- Math 2205 (Calculus II) develops further techniques and applications of integration, and introduces power series expansions for functions (again, real-valued functions of one variable).
- Math 2210 (Calculus III) uses vector techniques to generalize the notions of derivative and integral to functions with multiple input and/or output variables.
Throughout the sequence, the emphasis is on tools and techniques rather than the theory. Students wanting to go beyond this introduction to understand further the theory behind calculus, in particular to understand the proofs of the theorems introduced here, are encouraged to follow this sequence with Mathematical Analysis (Math 4200/4205) and Complex Analysis (Math 4230).
Often a special section of calculus is designated (in the semester class schedule posted by the Registrar) for students in a particular applied discipline. Please contact the individual instructor for clarification of the special emphasis and policies in this case. The following information is intended primarily for the other sections of calculus which are not so designated.
Textbook and WebAssign
The current textbook for the calculus sequence is Stewart's Calculus: Early Transcendentals, 7th edition ISBN 978-0-495-96224-3
The calculus courses use WebAssign to manage part of the class homework. Students are required to obtain an individual license for the WebAssign software. This license may be purchased when you sign up for WebAssign at the beginning of the semester. It may also be purchased through the bookstore in one of two formats:
- You may buy only an Access Code to the software for $107.70 (ISBN 9781285858487). This is listed as "Required" in the bookstore.
- You may buy the Access Code bundled with a physical copy of the textbook for $214.85 (ISBN 9780495962243). This is the listed as an "Alternate Format" to just buying the Access Code.
No matter how you buy the license, an eBook version of the textbook is included with the license. Also, you will be able to use the WebAssign access and the textbook for all of the Calculus classes you will be taking at the University of Wyoming without having to pay additional costs.
When you sign up for WebAssign, you will need a class key to enroll in your section. Your instructor will provide you will this to you in the syllabus.
During the Spring 2014 semester, common exams for the coordinated sections of calculus are scheduled for 5:15-7:00 pm on three Thursday evenings. In the semester. For the dates and locations, please see the individual websites for Math 2200, Math 2205 and Math 2210. Please arrive with as few personal effects as possible--large backpacks are especially discouraged in this examination setting. Photo ID is required at all common exams--display your photo ID when submitting the exam to your proctor.

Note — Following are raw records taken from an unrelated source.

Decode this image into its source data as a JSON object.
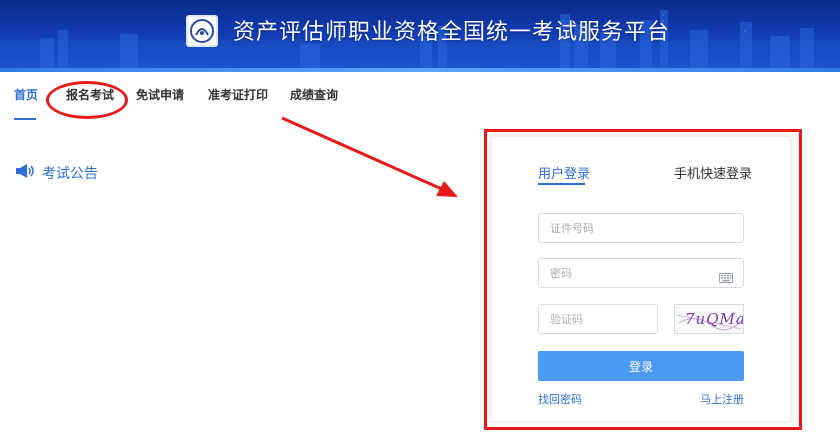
{
  "header": {
    "title": "资产评估师职业资格全国统一考试服务平台",
    "logo_icon": "association-logo-icon"
  },
  "nav": {
    "items": [
      {
        "label": "首页",
        "active": true
      },
      {
        "label": "报名考试",
        "active": false
      },
      {
        "label": "免试申请",
        "active": false
      },
      {
        "label": "准考证打印",
        "active": false
      },
      {
        "label": "成绩查询",
        "active": false
      }
    ]
  },
  "announcement": {
    "label": "考试公告",
    "icon": "megaphone-icon"
  },
  "login": {
    "tabs": [
      {
        "label": "用户登录",
        "active": true
      },
      {
        "label": "手机快速登录",
        "active": false
      }
    ],
    "id_placeholder": "证件号码",
    "password_placeholder": "密码",
    "captcha_placeholder": "验证码",
    "captcha_text": "7uQMa",
    "submit_label": "登录",
    "forgot_label": "找回密码",
    "register_label": "马上注册"
  },
  "colors": {
    "accent": "#2f6fd6",
    "button": "#4b9bf5",
    "annotation": "#e51a1a",
    "banner": "#123fb8"
  }
}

Further questions may be directed to your individual instructor or to the course supervisor, Dr. Nathan Clements (email@example.com).